Managing Cache Defeating URLs

Now that you have a basic understanding of the role that caching plays in site speed and performance, we can take a look at some of the ways your Support team can mitigate the issue.

  • Traffic Analysis.  A Systems Administrator can conduct an analysis of the web logs for a specific URL and tell you what parameters they see coming across for a particular address. This audit will take a little bit of time, but is a best practice for keeping your website running smoothly.
  • Traffic Throttling. Slowing service to regulate network traffic and minimize bandwidth congestion is a simple and effective way to prevent a server crash. It won’t prevent unnecessary cache build-up, but spreading a 40,000 user email blast over two or three hours will keep your site running. However, this is not always a viable option when you have a time sensitive promotion on your site.
  • Static Landing Pages. If your marketing blast or referral tracking numbers rely only on JavaScript to read the parameters, you can create a static .html file with that JavaScript on the page.  Remember static pages already exist and don’t require system resources to serve them to browsers. Once JavaScript sets the cookies, the user can proceed to another page without issue.
  • Magento Page Cache Filter. For Magento users, LYONSCG has created a Page Cache Filter application. This plugin, which has been tested with Enterprise 1.8 through Enterprise 1.14.x, enables Support to use the platform’s admin panel to signal what URLs to ignore when looking at the cache. Let’s take a look at how it works.
    • Once Support installs the module, they navigate to System->Full Page Cache Filter to define the filters. Using our previous examples, the URL we are receiving is: http://www.awesomesite.com/week-1-sales.html?cID=HDY7S&email=user@isp.com&grp=3
    • The elements in red are the ones we need to filter out, and will be added in the admin panel through the custom interface.caching urls 2
    • The Page Cache Filter does not remove the parameters since there is no way to know if a parameter will be used by some other module. Instead, the Page Cache Filter works by excluding the specified parameters from the full page cache storage. The result is that the tracking code URLs now look identical to the cached page. Because the cache is used, speed is improved and the visitor has a good experience.
    • The Page Cache Filter will exempt any URL parameter you select so that it can be used in many scenarios. Here are just a few of the common parameters added.
      • Listrak, an email personalization provider – utm_source, utm_medium, utm_term, utm_campaign parameters
      • Google’s unique gclid parameter
      • Custom trackers like email=
      • Usablenet, a mobile marketing service provider – stop_mobi parameter

Conclusion

Marketing campaigns are great for driving business to your eCommerce site, but too much traffic in a short time can interfere with speed and performance.
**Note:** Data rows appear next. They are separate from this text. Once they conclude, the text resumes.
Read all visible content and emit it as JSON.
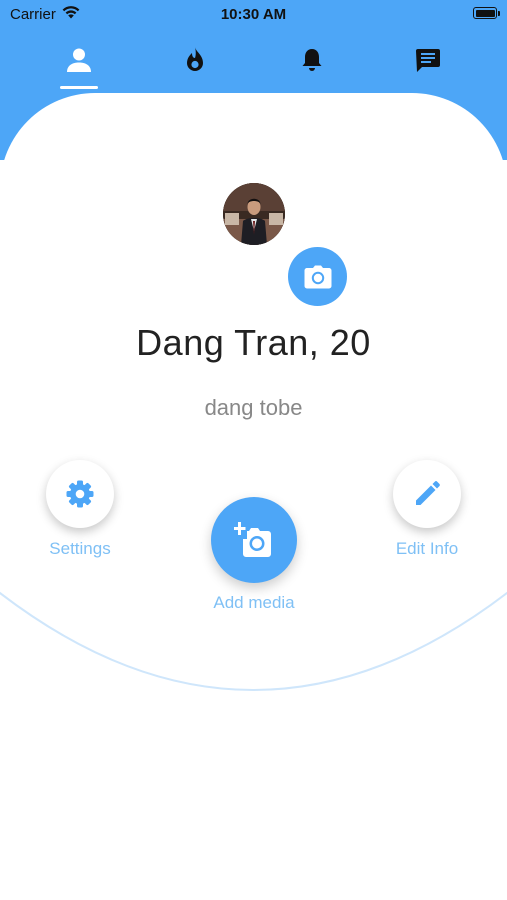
{
  "status_bar": {
    "carrier": "Carrier",
    "time": "10:30 AM"
  },
  "tabs": [
    {
      "name": "profile",
      "icon": "person-icon",
      "active": true
    },
    {
      "name": "discover",
      "icon": "flame-icon",
      "active": false
    },
    {
      "name": "notifications",
      "icon": "bell-icon",
      "active": false
    },
    {
      "name": "messages",
      "icon": "chat-icon",
      "active": false
    }
  ],
  "profile": {
    "name": "Dang Tran, 20",
    "bio": "dang tobe"
  },
  "actions": {
    "settings_label": "Settings",
    "add_media_label": "Add media",
    "edit_info_label": "Edit Info"
  },
  "colors": {
    "accent": "#4da6f7",
    "label": "#7fc0f5",
    "name_text": "#222222",
    "bio_text": "#888888"
  }
}
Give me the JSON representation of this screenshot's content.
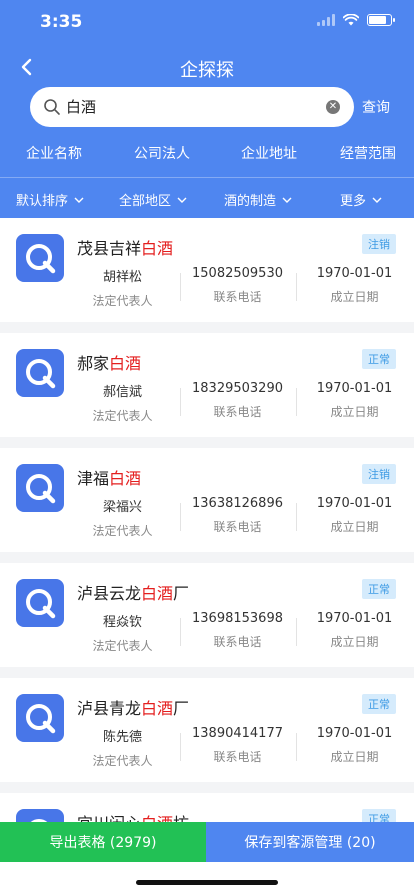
{
  "status": {
    "time": "3:35"
  },
  "nav": {
    "title": "企探探"
  },
  "search": {
    "value": "白酒",
    "query_label": "查询",
    "tabs": [
      "企业名称",
      "公司法人",
      "企业地址",
      "经营范围"
    ]
  },
  "filters": [
    {
      "label": "默认排序"
    },
    {
      "label": "全部地区"
    },
    {
      "label": "酒的制造"
    },
    {
      "label": "更多"
    }
  ],
  "companies": [
    {
      "name_prefix": "茂县吉祥",
      "name_highlight": "白酒",
      "name_suffix": "",
      "status": "注销",
      "legal_rep": "胡祥松",
      "phone": "15082509530",
      "founded": "1970-01-01"
    },
    {
      "name_prefix": "郝家",
      "name_highlight": "白酒",
      "name_suffix": "",
      "status": "正常",
      "legal_rep": "郝信斌",
      "phone": "18329503290",
      "founded": "1970-01-01"
    },
    {
      "name_prefix": "津福",
      "name_highlight": "白酒",
      "name_suffix": "",
      "status": "注销",
      "legal_rep": "梁福兴",
      "phone": "13638126896",
      "founded": "1970-01-01"
    },
    {
      "name_prefix": "泸县云龙",
      "name_highlight": "白酒",
      "name_suffix": "厂",
      "status": "正常",
      "legal_rep": "程焱钦",
      "phone": "13698153698",
      "founded": "1970-01-01"
    },
    {
      "name_prefix": "泸县青龙",
      "name_highlight": "白酒",
      "name_suffix": "厂",
      "status": "正常",
      "legal_rep": "陈先德",
      "phone": "13890414177",
      "founded": "1970-01-01"
    },
    {
      "name_prefix": "宜川闲心",
      "name_highlight": "白酒",
      "name_suffix": "坊",
      "status": "正常"
    }
  ],
  "labels": {
    "legal_rep": "法定代表人",
    "phone": "联系电话",
    "founded": "成立日期"
  },
  "actions": {
    "export_label": "导出表格 (2979)",
    "save_label": "保存到客源管理 (20)"
  },
  "colors": {
    "primary": "#4f86f0",
    "highlight": "#e41f1f",
    "export": "#22c155"
  }
}
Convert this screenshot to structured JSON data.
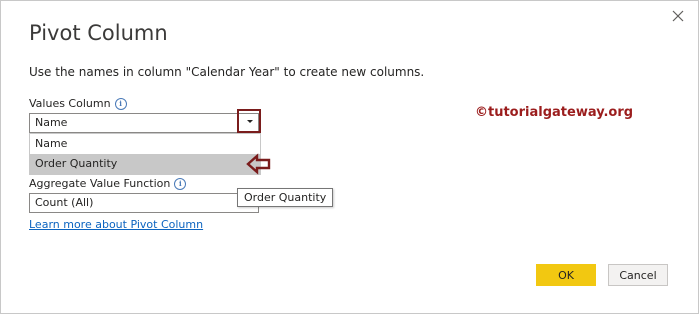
{
  "dialog": {
    "title": "Pivot Column",
    "description": "Use the names in column \"Calendar Year\" to create new columns.",
    "close_icon": "close-icon"
  },
  "values_column": {
    "label": "Values Column",
    "selected": "Name",
    "options": [
      "Name",
      "Order Quantity"
    ],
    "highlighted_option": "Order Quantity"
  },
  "aggregate": {
    "label": "Aggregate Value Function",
    "selected": "Count (All)"
  },
  "tooltip": "Order Quantity",
  "learn_more_link": "Learn more about Pivot Column",
  "watermark": "©tutorialgateway.org",
  "buttons": {
    "ok": "OK",
    "cancel": "Cancel"
  },
  "colors": {
    "ok_button": "#f2c811",
    "annotation": "#7a1c1c",
    "link": "#0c64c0",
    "selected_option_bg": "#c8c8c8"
  }
}
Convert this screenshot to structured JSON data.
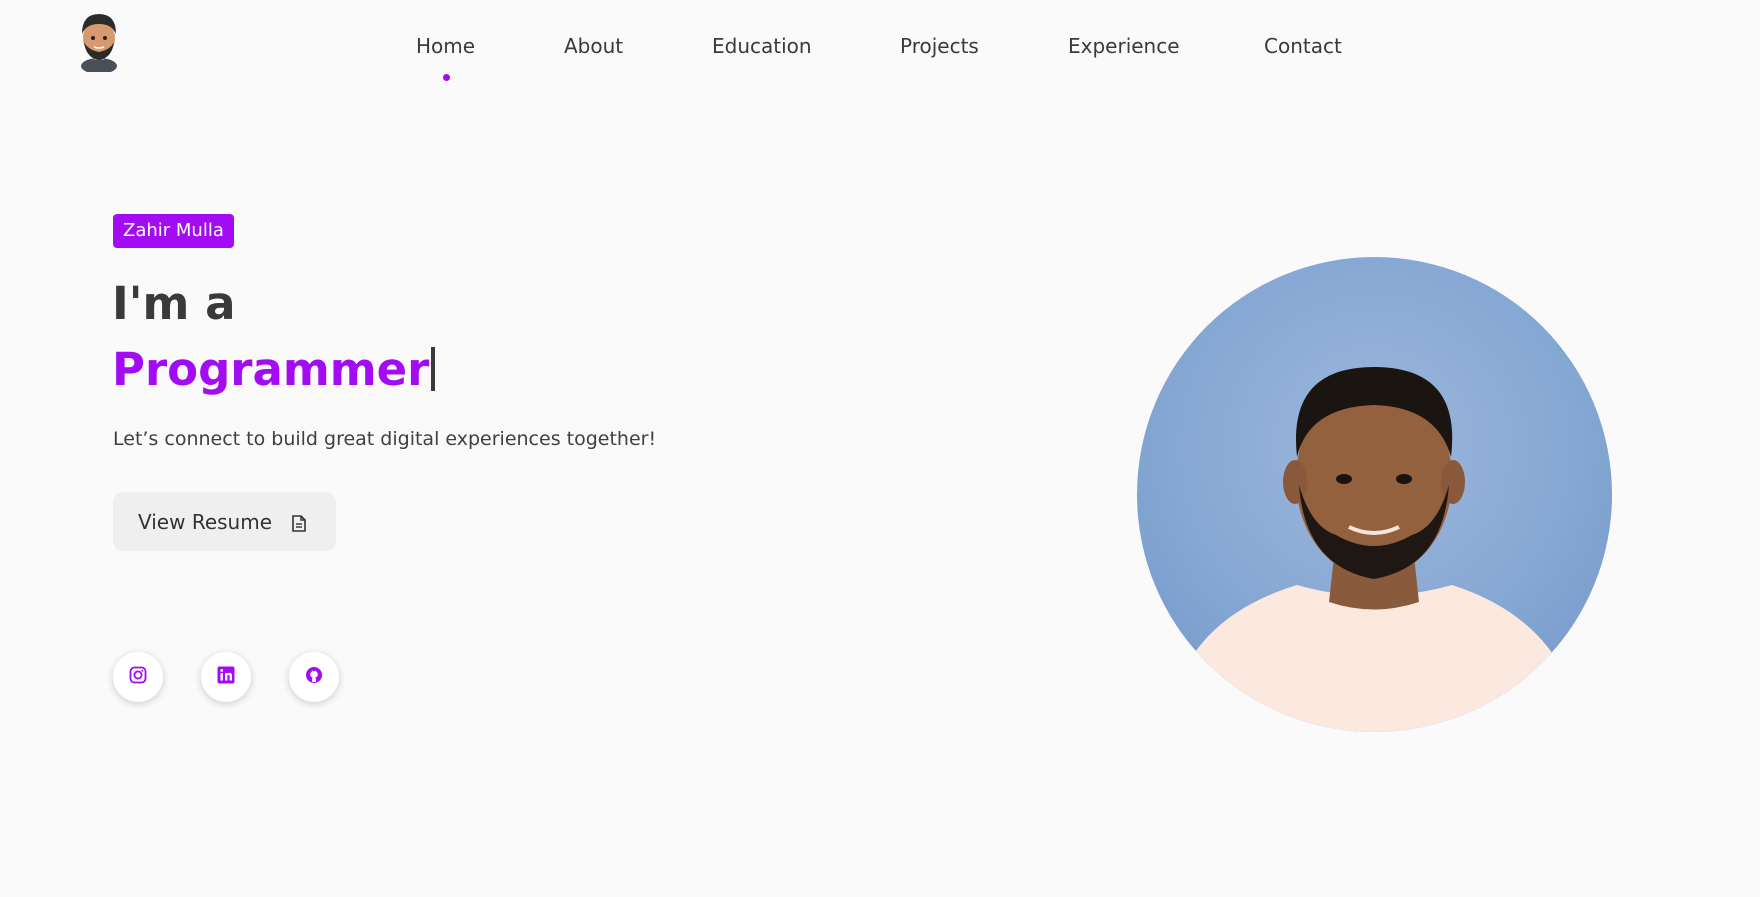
{
  "nav": {
    "items": [
      {
        "label": "Home",
        "active": true
      },
      {
        "label": "About",
        "active": false
      },
      {
        "label": "Education",
        "active": false
      },
      {
        "label": "Projects",
        "active": false
      },
      {
        "label": "Experience",
        "active": false
      },
      {
        "label": "Contact",
        "active": false
      }
    ]
  },
  "hero": {
    "name_badge": "Zahir Mulla",
    "intro": "I'm a",
    "role": "Programmer",
    "tagline": "Let’s connect to build great digital experiences together!",
    "resume_label": "View Resume",
    "resume_icon": "file-text-icon"
  },
  "socials": [
    {
      "name": "instagram",
      "icon": "instagram-icon"
    },
    {
      "name": "linkedin",
      "icon": "linkedin-icon"
    },
    {
      "name": "github",
      "icon": "github-icon"
    }
  ],
  "colors": {
    "accent": "#a30cf3",
    "text": "#3a3a3a",
    "background": "#fafafa",
    "button_bg": "#efefef",
    "photo_bg": "#85a7d3"
  }
}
The tracking codes such campaigns use to provide valuable customer data prevent the efficient use of caching.

Work closely with your Hosting and Support team in advance to prevent issues with cache defeating URLs. At the same time, you can benefit from an assessment of other potential situations that could impact site speed and performance.

If you have any questions about how a Hosting and Support Team can optimize your site for speed and user experience, feel free to contact LYONSCG.

Want to read more about site speed, hosting and support, and other related topics? Check out these LYONSCG articles:

eCommerce Site Speed: How to Measure

Selecting eCommerce Web Hosting and Support

Web Hosting and Handling Traffic Surges

 

Robert Mech is an Application Coordinator at Lyons Consulting Group. He works closely with the Application Hosting team to engineer and manage large scale Magento and eCommerce implementations. When he is not working hard for LYONSCG, Robert spends his free time enjoying science fiction novels and spending time with his wife and four children.